The slow melancholic air, the Dying of the Day was written after a walk taken by Brian Convey, Myself and Meg, Brian’s Springer Spaniel bitch as dusk fell, through the snow at Wanfell near Penrith, and later at Cowraik Quarry in mid-February. I’ve painted it with broad impressionistic brush strokes; here, set against the stark trees, the brightness of the different blues make a welcome contrast, warmed by a watery winter sun producing complimentary pink overtones.

Allonby On Solway
Allonby web CD
Allonby On Solway in midsummer, heavy use of pallet knife and thick reinforced pigment give this image a post-impressionist quality. The houses in the mid foreground have a Riviera feel, unfortunately without the Mediterranean weather.

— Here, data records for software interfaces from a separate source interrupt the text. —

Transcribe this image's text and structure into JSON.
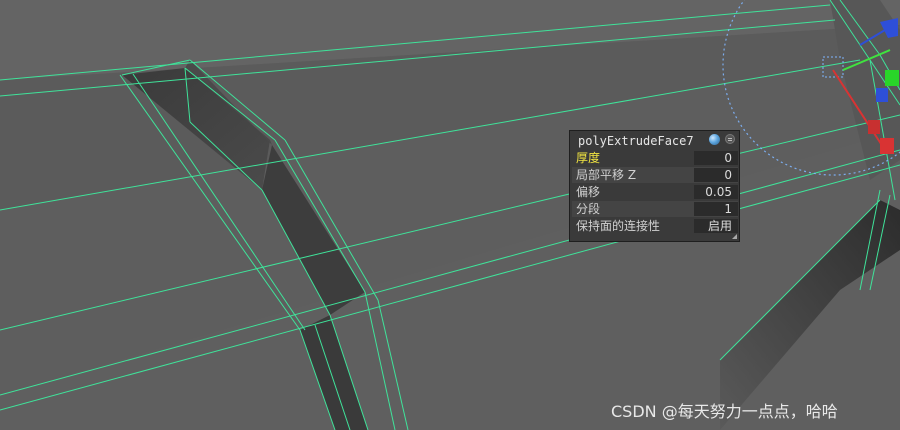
{
  "hud": {
    "title": "polyExtrudeFace7",
    "rows": [
      {
        "label": "厚度",
        "value": "0",
        "active": true
      },
      {
        "label": "局部平移 Z",
        "value": "0",
        "active": false
      },
      {
        "label": "偏移",
        "value": "0.05",
        "active": false
      },
      {
        "label": "分段",
        "value": "1",
        "active": false
      },
      {
        "label": "保持面的连接性",
        "value": "启用",
        "active": false
      }
    ]
  },
  "watermark": "CSDN @每天努力一点点，哈哈",
  "colors": {
    "viewport_bg": "#5f5f5f",
    "wireframe": "#3fe39a",
    "active_label": "#f3e641",
    "manipulator_ring": "#7fb6ff"
  },
  "icons": [
    "move-manipulator-icon",
    "hud-status-icon",
    "hud-menu-icon"
  ]
}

Bamburgh By Moonlight
Bamb by MoonL web CD
Another atmospheric view of Bamburgh Castle and town in silhouette, again using a restricted palette of blues, grey-black, zinc and titanium white.

Bluebells In Tynedale
Bluebells web CD
A sunny spring scene in the bluebell woods near Aydon Castle north of Corbridge in the Tyne Valley.

Carlingford Shore
CarlingFordShore web CD
A barely visible, mist covered County Down shore just east of Rostrevor on Carlingford Lough is depicted here from the viewpoint across the straight in the Irish Republic at Omeath. Again, a monochrome palette of greys and blues is enlivened with tones of earthy ochres, browns and seaweed-greens.

Newcastle Co Down - Shoreline
Newcastle Co Down CD
A view from low tide in Dundrum Bay looking towards Royal Co Down golf course on the right and Newcastle town and promenade on the left. Brooding over both sits Slieve Donard and the Mourne’s in the distance.

splash web CD
A burst of sea spray caught the evening sunlight at Green Castle on the south-east coast of Co Down.

Kielder’s Edge
yellow sky web CD
This simple composition is taken from a view of Kielder Water in north Northumberland. Caught in the early morning hazy sunshine, the overall flat rendition of trees and their reflection is enhanced by palette knife work in the foreground and the illuminated sky.

Snow Wall - Herdwick Sheep
snow wall 300

This scene depicts the most common sheep breed to upland Cumbria and the Scottish Borders, the Herdwick. The wall is at Wet Sledale south of Penrith, home to Sledale Hall made famous in “Withnail and I”.